**TASK STATEMENT**
Return the listing below word for word.
══════════════════════════════
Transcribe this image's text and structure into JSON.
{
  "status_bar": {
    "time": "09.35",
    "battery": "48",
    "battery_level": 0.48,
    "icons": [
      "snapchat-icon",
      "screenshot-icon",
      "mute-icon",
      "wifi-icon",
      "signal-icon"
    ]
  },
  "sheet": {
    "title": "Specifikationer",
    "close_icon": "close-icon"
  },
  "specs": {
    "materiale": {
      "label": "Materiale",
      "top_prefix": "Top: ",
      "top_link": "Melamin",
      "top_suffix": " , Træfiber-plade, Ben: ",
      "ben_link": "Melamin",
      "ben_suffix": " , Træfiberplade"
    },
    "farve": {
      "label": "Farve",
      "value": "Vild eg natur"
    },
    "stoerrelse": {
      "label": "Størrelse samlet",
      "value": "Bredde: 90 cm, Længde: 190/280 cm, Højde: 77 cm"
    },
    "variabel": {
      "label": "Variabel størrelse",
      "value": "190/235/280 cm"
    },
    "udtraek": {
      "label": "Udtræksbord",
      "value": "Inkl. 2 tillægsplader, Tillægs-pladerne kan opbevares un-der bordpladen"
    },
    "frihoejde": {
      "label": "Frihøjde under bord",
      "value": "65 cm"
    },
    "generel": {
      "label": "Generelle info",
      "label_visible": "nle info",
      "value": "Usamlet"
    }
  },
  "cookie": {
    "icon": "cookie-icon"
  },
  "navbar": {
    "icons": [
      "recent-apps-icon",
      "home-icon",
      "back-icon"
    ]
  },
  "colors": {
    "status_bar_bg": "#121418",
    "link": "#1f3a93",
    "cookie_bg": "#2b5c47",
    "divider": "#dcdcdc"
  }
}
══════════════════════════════
**REPLY TO THE TASK**
Transcribe this image's text and structure into JSON.
{
  "status_bar": {
    "time": "09.35",
    "battery": "48",
    "battery_level": 0.48,
    "icons": [
      "snapchat-icon",
      "screenshot-icon",
      "mute-icon",
      "wifi-icon",
      "signal-icon"
    ]
  },
  "sheet": {
    "title": "Specifikationer",
    "close_icon": "close-icon"
  },
  "specs": {
    "materiale": {
      "label": "Materiale",
      "top_prefix": "Top: ",
      "top_link": "Melamin",
      "top_suffix": " , Træfiber-plade, Ben: ",
      "ben_link": "Melamin",
      "ben_suffix": " , Træfiberplade"
    },
    "farve": {
      "label": "Farve",
      "value": "Vild eg natur"
    },
    "stoerrelse": {
      "label": "Størrelse samlet",
      "value": "Bredde: 90 cm, Længde: 190/280 cm, Højde: 77 cm"
    },
    "variabel": {
      "label": "Variabel størrelse",
      "value": "190/235/280 cm"
    },
    "udtraek": {
      "label": "Udtræksbord",
      "value": "Inkl. 2 tillægsplader, Tillægs-pladerne kan opbevares un-der bordpladen"
    },
    "frihoejde": {
      "label": "Frihøjde under bord",
      "value": "65 cm"
    },
    "generel": {
      "label": "Generelle info",
      "label_visible": "nle info",
      "value": "Usamlet"
    }
  },
  "cookie": {
    "icon": "cookie-icon"
  },
  "navbar": {
    "icons": [
      "recent-apps-icon",
      "home-icon",
      "back-icon"
    ]
  },
  "colors": {
    "status_bar_bg": "#121418",
    "link": "#1f3a93",
    "cookie_bg": "#2b5c47",
    "divider": "#dcdcdc"
  }
}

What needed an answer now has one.